• [Source information]
((

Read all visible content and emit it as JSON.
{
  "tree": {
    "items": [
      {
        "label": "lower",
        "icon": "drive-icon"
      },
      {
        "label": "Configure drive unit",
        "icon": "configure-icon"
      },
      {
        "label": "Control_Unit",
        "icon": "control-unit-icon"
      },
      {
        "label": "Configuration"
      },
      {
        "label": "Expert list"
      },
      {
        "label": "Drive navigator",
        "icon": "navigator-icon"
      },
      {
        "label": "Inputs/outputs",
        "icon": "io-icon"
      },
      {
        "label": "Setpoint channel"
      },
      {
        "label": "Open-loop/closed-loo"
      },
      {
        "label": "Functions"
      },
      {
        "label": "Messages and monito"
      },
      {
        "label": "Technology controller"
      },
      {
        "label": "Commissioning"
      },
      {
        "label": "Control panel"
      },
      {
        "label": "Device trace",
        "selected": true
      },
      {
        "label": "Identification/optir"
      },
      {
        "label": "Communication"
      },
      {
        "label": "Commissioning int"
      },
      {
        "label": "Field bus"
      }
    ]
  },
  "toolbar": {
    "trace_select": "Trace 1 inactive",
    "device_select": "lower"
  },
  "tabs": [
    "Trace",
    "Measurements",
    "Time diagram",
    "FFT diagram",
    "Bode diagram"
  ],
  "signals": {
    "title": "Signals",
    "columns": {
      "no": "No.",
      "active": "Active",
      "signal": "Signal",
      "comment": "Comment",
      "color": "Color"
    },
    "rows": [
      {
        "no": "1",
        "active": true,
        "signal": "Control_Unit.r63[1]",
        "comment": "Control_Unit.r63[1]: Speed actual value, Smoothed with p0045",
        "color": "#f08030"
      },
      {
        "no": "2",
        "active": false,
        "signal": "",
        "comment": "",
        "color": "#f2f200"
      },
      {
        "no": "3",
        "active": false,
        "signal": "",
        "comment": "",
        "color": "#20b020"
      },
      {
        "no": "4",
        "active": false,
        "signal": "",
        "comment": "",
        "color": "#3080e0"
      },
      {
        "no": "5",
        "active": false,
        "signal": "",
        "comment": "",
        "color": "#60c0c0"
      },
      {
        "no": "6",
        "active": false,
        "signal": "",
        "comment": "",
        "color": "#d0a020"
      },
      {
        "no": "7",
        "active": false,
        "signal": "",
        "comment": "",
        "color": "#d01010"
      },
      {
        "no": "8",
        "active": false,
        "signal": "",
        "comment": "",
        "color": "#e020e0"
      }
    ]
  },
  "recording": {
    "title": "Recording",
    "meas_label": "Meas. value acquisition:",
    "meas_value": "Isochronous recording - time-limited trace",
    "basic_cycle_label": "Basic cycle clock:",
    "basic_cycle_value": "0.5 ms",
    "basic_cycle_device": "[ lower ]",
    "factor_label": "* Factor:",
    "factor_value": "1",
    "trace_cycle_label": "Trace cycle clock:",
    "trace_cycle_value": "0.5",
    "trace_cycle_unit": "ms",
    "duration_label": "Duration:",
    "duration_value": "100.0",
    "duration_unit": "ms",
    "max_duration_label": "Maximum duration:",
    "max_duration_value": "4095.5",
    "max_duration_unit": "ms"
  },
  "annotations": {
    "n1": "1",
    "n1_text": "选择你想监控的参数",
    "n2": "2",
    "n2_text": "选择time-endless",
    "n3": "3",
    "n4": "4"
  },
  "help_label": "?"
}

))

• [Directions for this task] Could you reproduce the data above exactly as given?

• [Your response]
Read all visible content and emit it as JSON.
{
  "tree": {
    "items": [
      {
        "label": "lower",
        "icon": "drive-icon"
      },
      {
        "label": "Configure drive unit",
        "icon": "configure-icon"
      },
      {
        "label": "Control_Unit",
        "icon": "control-unit-icon"
      },
      {
        "label": "Configuration"
      },
      {
        "label": "Expert list"
      },
      {
        "label": "Drive navigator",
        "icon": "navigator-icon"
      },
      {
        "label": "Inputs/outputs",
        "icon": "io-icon"
      },
      {
        "label": "Setpoint channel"
      },
      {
        "label": "Open-loop/closed-loo"
      },
      {
        "label": "Functions"
      },
      {
        "label": "Messages and monito"
      },
      {
        "label": "Technology controller"
      },
      {
        "label": "Commissioning"
      },
      {
        "label": "Control panel"
      },
      {
        "label": "Device trace",
        "selected": true
      },
      {
        "label": "Identification/optir"
      },
      {
        "label": "Communication"
      },
      {
        "label": "Commissioning int"
      },
      {
        "label": "Field bus"
      }
    ]
  },
  "toolbar": {
    "trace_select": "Trace 1 inactive",
    "device_select": "lower"
  },
  "tabs": [
    "Trace",
    "Measurements",
    "Time diagram",
    "FFT diagram",
    "Bode diagram"
  ],
  "signals": {
    "title": "Signals",
    "columns": {
      "no": "No.",
      "active": "Active",
      "signal": "Signal",
      "comment": "Comment",
      "color": "Color"
    },
    "rows": [
      {
        "no": "1",
        "active": true,
        "signal": "Control_Unit.r63[1]",
        "comment": "Control_Unit.r63[1]: Speed actual value, Smoothed with p0045",
        "color": "#f08030"
      },
      {
        "no": "2",
        "active": false,
        "signal": "",
        "comment": "",
        "color": "#f2f200"
      },
      {
        "no": "3",
        "active": false,
        "signal": "",
        "comment": "",
        "color": "#20b020"
      },
      {
        "no": "4",
        "active": false,
        "signal": "",
        "comment": "",
        "color": "#3080e0"
      },
      {
        "no": "5",
        "active": false,
        "signal": "",
        "comment": "",
        "color": "#60c0c0"
      },
      {
        "no": "6",
        "active": false,
        "signal": "",
        "comment": "",
        "color": "#d0a020"
      },
      {
        "no": "7",
        "active": false,
        "signal": "",
        "comment": "",
        "color": "#d01010"
      },
      {
        "no": "8",
        "active": false,
        "signal": "",
        "comment": "",
        "color": "#e020e0"
      }
    ]
  },
  "recording": {
    "title": "Recording",
    "meas_label": "Meas. value acquisition:",
    "meas_value": "Isochronous recording - time-limited trace",
    "basic_cycle_label": "Basic cycle clock:",
    "basic_cycle_value": "0.5 ms",
    "basic_cycle_device": "[ lower ]",
    "factor_label": "* Factor:",
    "factor_value": "1",
    "trace_cycle_label": "Trace cycle clock:",
    "trace_cycle_value": "0.5",
    "trace_cycle_unit": "ms",
    "duration_label": "Duration:",
    "duration_value": "100.0",
    "duration_unit": "ms",
    "max_duration_label": "Maximum duration:",
    "max_duration_value": "4095.5",
    "max_duration_unit": "ms"
  },
  "annotations": {
    "n1": "1",
    "n1_text": "选择你想监控的参数",
    "n2": "2",
    "n2_text": "选择time-endless",
    "n3": "3",
    "n4": "4"
  },
  "help_label": "?"
}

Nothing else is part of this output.